The John Randolph/Mark Ellis Memorial Dinner will be held at the Williamsburg Lodge and will feature chefs from some of the area’s premier restaurants. David Everett, executive chef and owner of the Trellis, will prepare the appetizer; Chef Justin Dallinger of Kingsmill Resort will provide the salad; Chefs Rhys Lewis and Anthony Frank of Colonial Williamsburg will prepare the entrée; and Chef Tony Rizzo of Two Rivers Country Club will craft the dessert. The chefs and their respective restaurants are donating all of the food, time and staff involved.
The event was created in memory of John Randolph, a former athletic director at the College of William and Mary who died in 1995 after a three-year battle with lung cancer. Those who knew John portray him as a joyous, funny and outgoing man of conviction and compassion.
His widow Maynard Randolph, who lives in Williamsburg and attends the dinner every year, describes John as a “fantastic father” to their two children and a person of great commitment who, to give one example, was a runner who ran throughout the last 13 years of his life “without ever missing a day.”
It was John Randolph’s assistant athletic director, Bobby Dwyer, who rallied friends and colleagues to create the first fundraising dinner in 1996, with all proceeds donated to the ACS.

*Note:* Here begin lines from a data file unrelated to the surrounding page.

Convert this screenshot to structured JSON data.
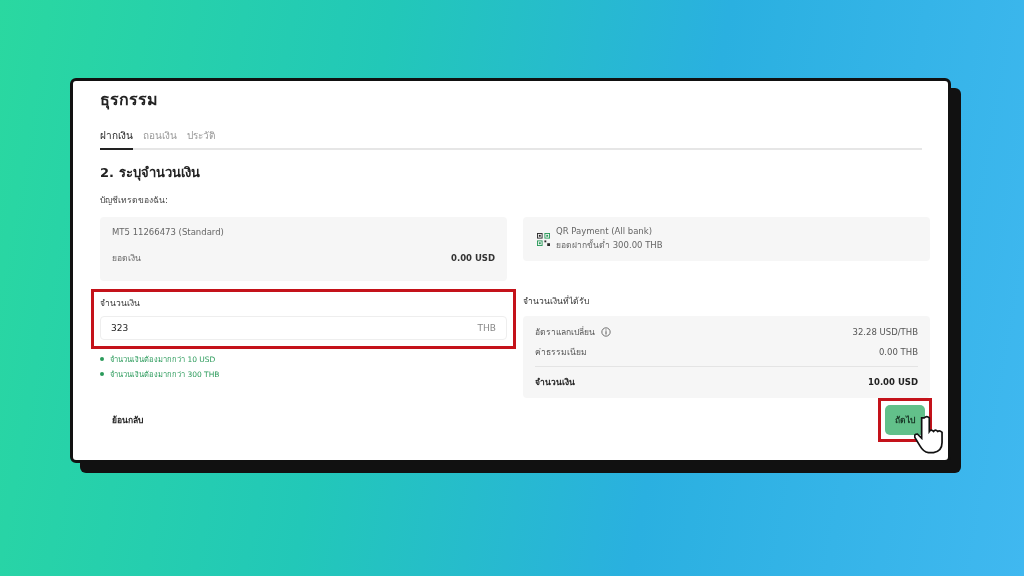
{
  "page": {
    "title": "ธุรกรรม"
  },
  "tabs": [
    {
      "label": "ฝากเงิน",
      "selected": true
    },
    {
      "label": "ถอนเงิน",
      "selected": false
    },
    {
      "label": "ประวัติ",
      "selected": false
    }
  ],
  "step_title": "2. ระบุจำนวนเงิน",
  "account_label": "บัญชีเทรดของฉัน:",
  "account": {
    "name": "MT5 11266473 (Standard)",
    "balance_label": "ยอดเงิน",
    "balance": "0.00 USD"
  },
  "payment": {
    "name": "QR Payment (All bank)",
    "minimum": "ยอดฝากขั้นต่ำ 300.00 THB"
  },
  "amount_field": {
    "label": "จำนวนเงิน",
    "value": "323",
    "currency": "THB",
    "highlighted": true
  },
  "hints": [
    "จำนวนเงินต้องมากกว่า 10 USD",
    "จำนวนเงินต้องมากกว่า 300 THB"
  ],
  "received": {
    "title": "จำนวนเงินที่ได้รับ",
    "rows": [
      {
        "label": "อัตราแลกเปลี่ยน",
        "value": "32.28 USD/THB",
        "info": true,
        "kind": "plain"
      },
      {
        "label": "ค่าธรรมเนียม",
        "value": "0.00 THB",
        "info": false,
        "kind": "plain"
      },
      {
        "label": "จำนวนเงิน",
        "value": "10.00 USD",
        "info": false,
        "kind": "total"
      }
    ]
  },
  "back_button": "ย้อนกลับ",
  "next_button": {
    "label": "ถัดไป",
    "highlighted": true
  }
}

“John hired me in 1985 and I am forever indebted to him,” says Dwyer, now head of fundraising for William and Mary athletics. “He touched a lot of lives on and off campus, and his memory lives on through this dinner.”
Among the regulars attending the dinner year after year were John Randolph’s friend and oncologist Dr. Mark Ellis and his wife, Lynn Ellis. As the director of Riverside Health System’s cancer program, Dr. Ellis founded the Peninsula Cancer Institute, which has offices in Newport News, Williamsburg

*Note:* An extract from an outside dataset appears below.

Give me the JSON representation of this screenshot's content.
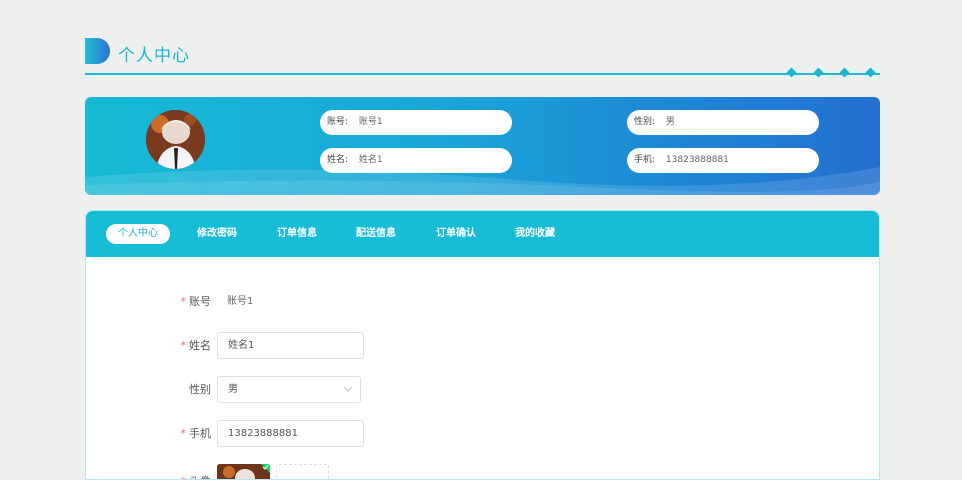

After Ellis lost his own battle with cancer in 2010, Dwyer and fellow dinner committee members approached Lynn and asked her for permission to include Mark’s name on the event.
“It was nice for the committee to think of Mark, to add his name to the dinner,” says Lynn, who has recently written a book about her husband’s life and work. (Read about the project online at thehealthjournals.com/2012/04/lynn-hamilton-ellis.)
Now in its 17th year, the event has raised has raised more than $150,000 for the ACS.
A reception/cocktail hour precedes the dinner, and besides a few words from Dwyer thanking guests, there is no official program—leaving guests to enjoy table conversations and, of course, the fabulous food. “You’ll come, see friends, meet people and have a wonderful meal,” says Dwyer, describing the night as simply “elegant.”